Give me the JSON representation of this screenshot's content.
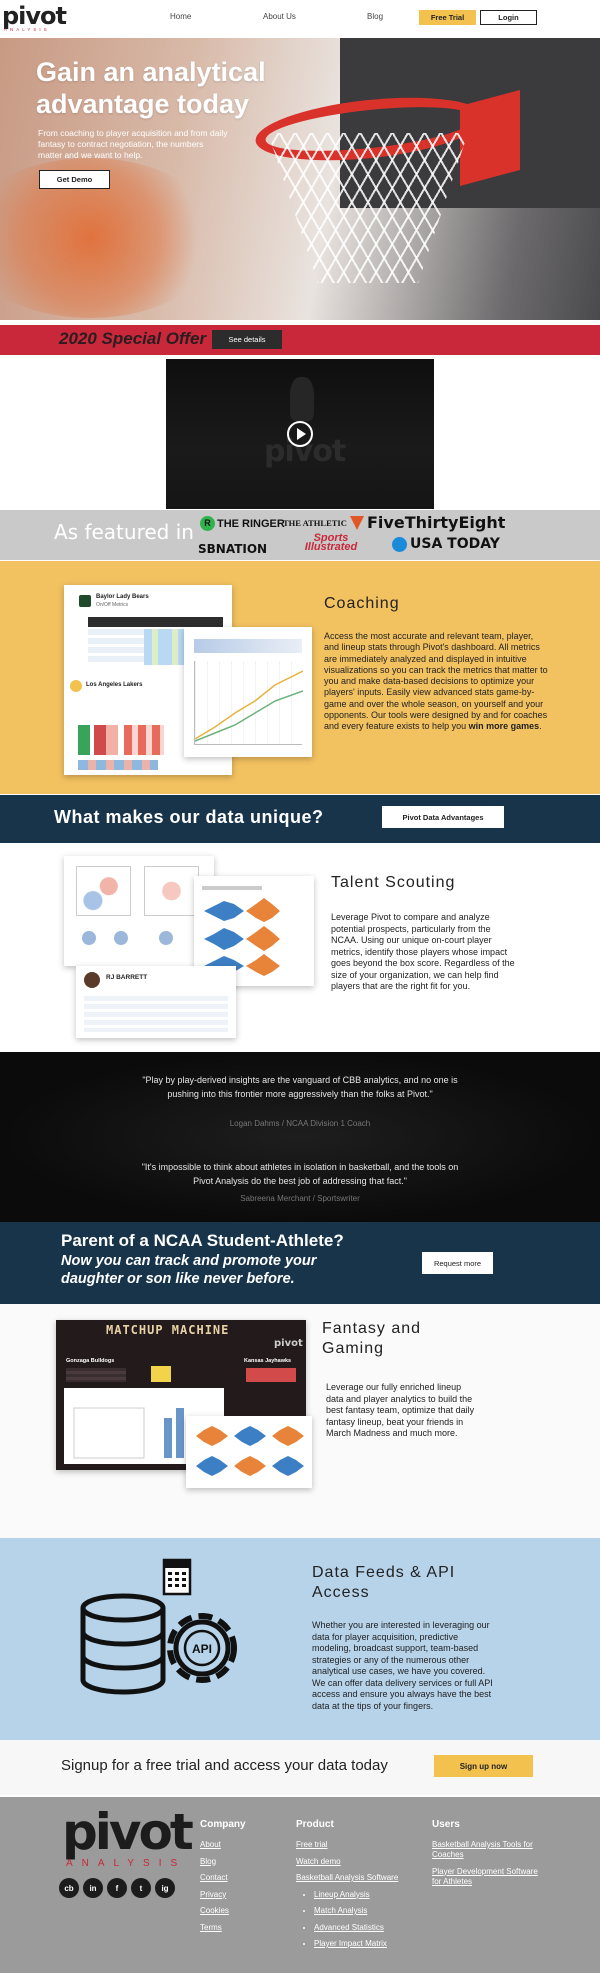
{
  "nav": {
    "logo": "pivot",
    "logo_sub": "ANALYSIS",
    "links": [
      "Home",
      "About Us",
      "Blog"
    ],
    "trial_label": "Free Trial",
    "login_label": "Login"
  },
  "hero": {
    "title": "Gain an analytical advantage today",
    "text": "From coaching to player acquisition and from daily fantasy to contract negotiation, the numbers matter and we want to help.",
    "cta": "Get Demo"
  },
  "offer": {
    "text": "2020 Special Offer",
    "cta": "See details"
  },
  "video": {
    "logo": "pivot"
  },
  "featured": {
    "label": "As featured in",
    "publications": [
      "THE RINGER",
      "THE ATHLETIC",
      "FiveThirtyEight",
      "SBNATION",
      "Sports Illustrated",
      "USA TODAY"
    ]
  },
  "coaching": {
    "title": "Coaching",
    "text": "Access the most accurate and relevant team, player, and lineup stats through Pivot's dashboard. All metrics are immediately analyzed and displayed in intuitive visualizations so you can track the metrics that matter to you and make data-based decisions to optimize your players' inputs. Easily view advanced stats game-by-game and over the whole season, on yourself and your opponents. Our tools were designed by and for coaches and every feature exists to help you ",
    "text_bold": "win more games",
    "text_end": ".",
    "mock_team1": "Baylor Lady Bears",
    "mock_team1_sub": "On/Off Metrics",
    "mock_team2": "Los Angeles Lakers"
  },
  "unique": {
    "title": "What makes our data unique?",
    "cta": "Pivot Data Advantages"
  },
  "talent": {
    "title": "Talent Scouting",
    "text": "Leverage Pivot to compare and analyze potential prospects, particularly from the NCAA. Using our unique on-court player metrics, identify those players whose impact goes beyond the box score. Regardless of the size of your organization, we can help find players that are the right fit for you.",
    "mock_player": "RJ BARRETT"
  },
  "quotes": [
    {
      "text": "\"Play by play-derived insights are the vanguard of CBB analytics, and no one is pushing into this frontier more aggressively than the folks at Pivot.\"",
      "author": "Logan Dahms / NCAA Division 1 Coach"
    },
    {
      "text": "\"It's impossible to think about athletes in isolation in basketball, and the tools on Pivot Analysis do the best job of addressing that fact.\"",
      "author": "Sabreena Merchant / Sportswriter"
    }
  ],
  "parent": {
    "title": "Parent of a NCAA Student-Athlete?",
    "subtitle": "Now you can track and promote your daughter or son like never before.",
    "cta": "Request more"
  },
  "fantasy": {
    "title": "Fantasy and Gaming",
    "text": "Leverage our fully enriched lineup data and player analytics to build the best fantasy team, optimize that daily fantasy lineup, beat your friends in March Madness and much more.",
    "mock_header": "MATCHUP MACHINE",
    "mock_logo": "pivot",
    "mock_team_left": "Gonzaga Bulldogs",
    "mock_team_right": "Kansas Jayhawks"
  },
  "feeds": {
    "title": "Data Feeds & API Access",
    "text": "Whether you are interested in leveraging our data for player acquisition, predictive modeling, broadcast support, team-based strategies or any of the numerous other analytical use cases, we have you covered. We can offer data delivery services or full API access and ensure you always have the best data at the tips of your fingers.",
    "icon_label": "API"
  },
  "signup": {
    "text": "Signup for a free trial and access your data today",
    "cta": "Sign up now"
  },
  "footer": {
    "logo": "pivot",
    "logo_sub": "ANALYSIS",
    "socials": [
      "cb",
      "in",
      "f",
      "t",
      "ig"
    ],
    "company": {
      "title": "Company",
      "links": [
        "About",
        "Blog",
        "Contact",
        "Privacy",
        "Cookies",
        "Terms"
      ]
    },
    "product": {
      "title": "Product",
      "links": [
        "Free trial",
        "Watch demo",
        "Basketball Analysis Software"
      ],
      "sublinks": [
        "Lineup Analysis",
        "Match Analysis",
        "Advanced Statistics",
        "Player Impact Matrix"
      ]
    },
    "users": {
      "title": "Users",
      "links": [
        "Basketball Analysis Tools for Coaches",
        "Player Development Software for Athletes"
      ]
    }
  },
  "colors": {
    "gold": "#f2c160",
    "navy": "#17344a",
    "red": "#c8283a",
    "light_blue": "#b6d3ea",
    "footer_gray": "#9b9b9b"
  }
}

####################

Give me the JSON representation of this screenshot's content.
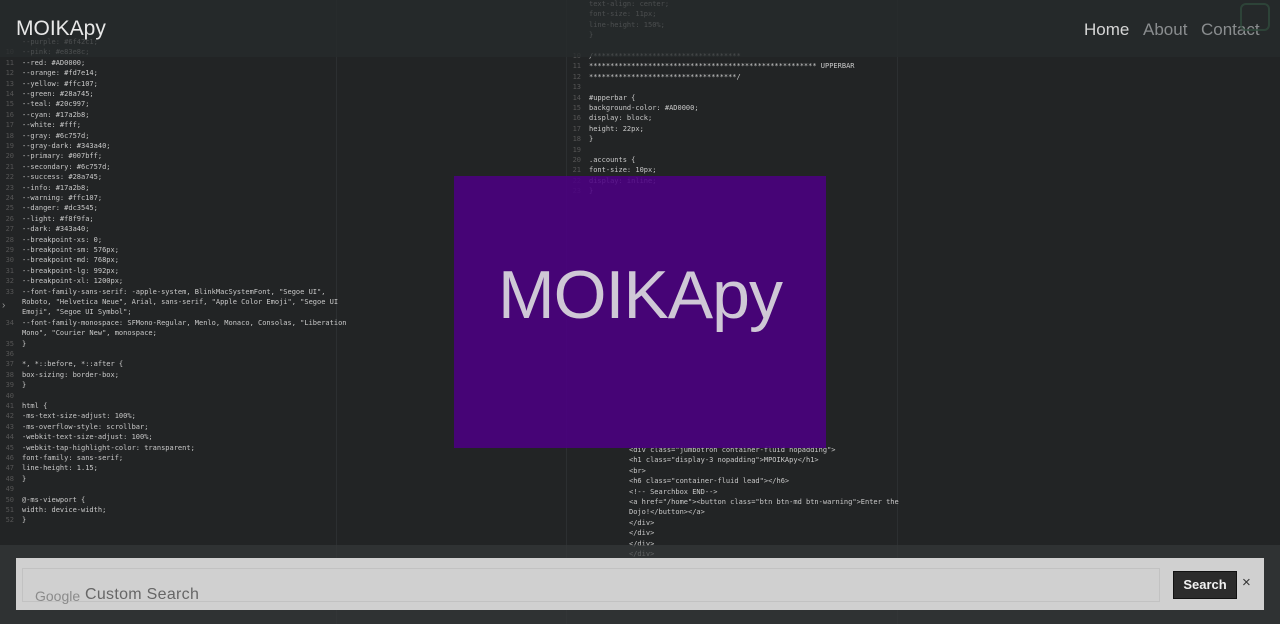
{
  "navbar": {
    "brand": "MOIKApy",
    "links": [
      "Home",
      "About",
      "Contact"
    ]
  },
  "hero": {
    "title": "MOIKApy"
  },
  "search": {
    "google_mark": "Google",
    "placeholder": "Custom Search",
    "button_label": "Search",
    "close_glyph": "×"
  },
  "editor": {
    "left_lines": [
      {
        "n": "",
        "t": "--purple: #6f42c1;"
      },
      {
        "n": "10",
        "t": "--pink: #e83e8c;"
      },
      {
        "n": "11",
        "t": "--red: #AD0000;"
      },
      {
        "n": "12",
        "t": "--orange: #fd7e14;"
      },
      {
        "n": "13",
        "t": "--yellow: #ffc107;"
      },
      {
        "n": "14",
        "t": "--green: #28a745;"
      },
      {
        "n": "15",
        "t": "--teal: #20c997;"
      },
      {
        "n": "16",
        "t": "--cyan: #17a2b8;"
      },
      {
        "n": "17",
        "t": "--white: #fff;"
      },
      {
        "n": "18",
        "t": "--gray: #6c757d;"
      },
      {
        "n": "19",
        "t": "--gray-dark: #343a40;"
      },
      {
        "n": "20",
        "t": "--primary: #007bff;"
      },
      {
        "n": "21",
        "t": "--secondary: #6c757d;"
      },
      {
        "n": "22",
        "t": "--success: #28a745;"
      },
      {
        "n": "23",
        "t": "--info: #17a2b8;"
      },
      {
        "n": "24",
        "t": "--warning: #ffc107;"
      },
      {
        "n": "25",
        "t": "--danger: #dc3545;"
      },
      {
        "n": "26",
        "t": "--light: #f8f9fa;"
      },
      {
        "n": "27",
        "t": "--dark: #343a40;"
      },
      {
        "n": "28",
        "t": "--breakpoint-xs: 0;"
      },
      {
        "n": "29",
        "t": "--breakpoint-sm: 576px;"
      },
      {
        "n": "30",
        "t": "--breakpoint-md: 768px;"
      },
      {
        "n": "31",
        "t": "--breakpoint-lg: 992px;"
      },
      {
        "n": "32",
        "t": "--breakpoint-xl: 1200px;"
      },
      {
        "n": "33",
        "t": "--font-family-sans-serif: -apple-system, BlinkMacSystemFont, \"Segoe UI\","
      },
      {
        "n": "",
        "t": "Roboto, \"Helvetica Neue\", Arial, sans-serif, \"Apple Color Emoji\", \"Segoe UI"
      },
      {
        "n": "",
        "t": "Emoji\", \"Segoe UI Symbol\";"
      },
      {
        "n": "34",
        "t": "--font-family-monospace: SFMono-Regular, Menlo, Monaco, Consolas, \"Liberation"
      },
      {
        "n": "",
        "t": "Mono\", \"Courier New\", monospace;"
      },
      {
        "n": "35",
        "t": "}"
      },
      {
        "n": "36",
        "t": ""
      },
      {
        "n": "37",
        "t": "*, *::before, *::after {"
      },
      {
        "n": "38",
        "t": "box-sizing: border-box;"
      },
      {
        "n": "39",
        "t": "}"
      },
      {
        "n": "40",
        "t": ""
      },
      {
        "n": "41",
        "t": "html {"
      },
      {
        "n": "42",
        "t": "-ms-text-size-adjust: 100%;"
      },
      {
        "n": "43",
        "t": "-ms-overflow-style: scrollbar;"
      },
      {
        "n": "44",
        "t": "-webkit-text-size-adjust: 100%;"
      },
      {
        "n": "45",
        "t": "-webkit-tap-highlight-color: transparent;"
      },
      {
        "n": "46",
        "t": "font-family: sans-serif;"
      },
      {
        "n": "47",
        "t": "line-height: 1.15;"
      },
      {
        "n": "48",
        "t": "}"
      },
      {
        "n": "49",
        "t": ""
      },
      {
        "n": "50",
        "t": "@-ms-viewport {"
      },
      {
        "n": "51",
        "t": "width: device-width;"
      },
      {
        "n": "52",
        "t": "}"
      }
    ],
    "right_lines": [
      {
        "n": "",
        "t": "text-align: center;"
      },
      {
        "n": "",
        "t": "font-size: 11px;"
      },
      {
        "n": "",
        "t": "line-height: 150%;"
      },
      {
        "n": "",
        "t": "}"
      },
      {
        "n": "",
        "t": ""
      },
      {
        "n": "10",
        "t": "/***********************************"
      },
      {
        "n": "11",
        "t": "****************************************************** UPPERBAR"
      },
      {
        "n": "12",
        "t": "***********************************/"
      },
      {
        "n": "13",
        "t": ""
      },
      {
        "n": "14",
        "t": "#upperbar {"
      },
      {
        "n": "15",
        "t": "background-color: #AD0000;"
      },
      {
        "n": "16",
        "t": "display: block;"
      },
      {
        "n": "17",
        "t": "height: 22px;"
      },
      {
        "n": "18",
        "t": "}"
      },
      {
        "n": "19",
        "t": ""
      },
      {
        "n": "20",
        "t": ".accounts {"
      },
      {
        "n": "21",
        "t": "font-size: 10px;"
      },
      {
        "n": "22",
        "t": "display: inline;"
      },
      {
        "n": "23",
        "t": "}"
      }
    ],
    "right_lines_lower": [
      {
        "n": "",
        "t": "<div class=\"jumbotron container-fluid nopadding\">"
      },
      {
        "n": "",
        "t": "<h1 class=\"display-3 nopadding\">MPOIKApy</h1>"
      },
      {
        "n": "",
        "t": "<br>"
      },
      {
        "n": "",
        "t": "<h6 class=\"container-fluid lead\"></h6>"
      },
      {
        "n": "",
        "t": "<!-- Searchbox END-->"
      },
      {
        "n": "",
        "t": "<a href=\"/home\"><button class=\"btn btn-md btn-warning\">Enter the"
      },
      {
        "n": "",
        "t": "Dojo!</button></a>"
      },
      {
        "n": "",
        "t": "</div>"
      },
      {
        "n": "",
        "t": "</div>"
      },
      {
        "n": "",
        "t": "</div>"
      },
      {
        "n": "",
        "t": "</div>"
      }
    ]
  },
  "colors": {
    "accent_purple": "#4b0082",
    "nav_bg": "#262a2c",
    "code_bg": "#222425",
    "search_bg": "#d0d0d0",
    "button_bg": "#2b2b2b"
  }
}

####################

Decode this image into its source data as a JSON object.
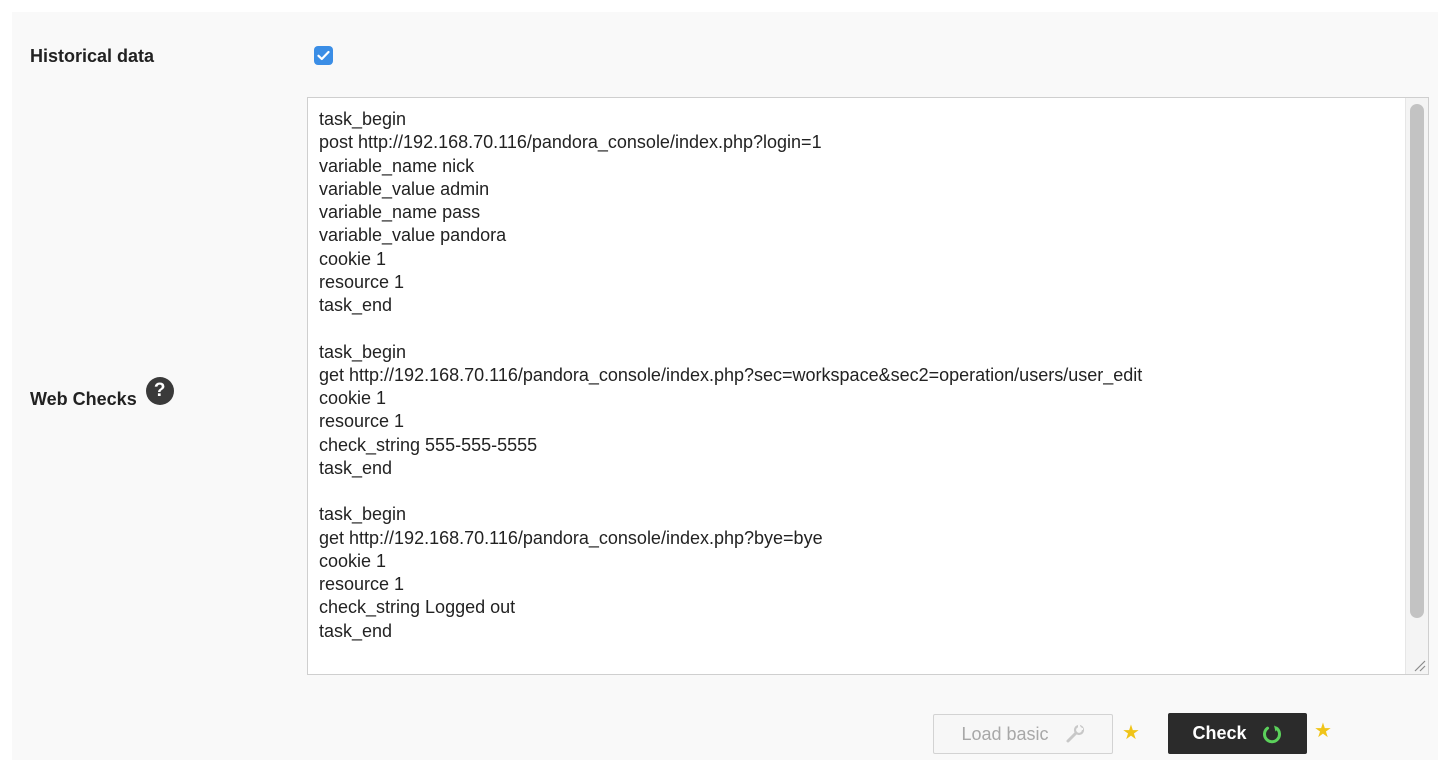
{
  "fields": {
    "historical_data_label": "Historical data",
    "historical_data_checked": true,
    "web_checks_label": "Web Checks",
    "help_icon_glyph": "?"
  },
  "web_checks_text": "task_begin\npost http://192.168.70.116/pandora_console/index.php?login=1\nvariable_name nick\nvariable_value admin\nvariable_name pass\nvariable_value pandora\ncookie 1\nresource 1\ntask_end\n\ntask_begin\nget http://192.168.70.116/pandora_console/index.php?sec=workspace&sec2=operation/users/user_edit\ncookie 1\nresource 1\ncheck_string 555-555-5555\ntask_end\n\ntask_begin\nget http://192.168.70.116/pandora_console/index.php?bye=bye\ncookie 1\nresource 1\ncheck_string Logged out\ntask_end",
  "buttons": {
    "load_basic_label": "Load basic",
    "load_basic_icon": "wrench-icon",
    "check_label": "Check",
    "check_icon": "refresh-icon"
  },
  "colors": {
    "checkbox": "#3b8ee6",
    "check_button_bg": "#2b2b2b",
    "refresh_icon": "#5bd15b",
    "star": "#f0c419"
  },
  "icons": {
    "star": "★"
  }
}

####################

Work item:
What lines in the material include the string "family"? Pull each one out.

Response for this exercise:
        "t": "--font-family-sans-serif: -apple-system, BlinkMacSystemFont, \"Segoe UI\","
        "t": "--font-family-monospace: SFMono-Regular, Menlo, Monaco, Consolas, \"Liberation"
        "t": "font-family: sans-serif;"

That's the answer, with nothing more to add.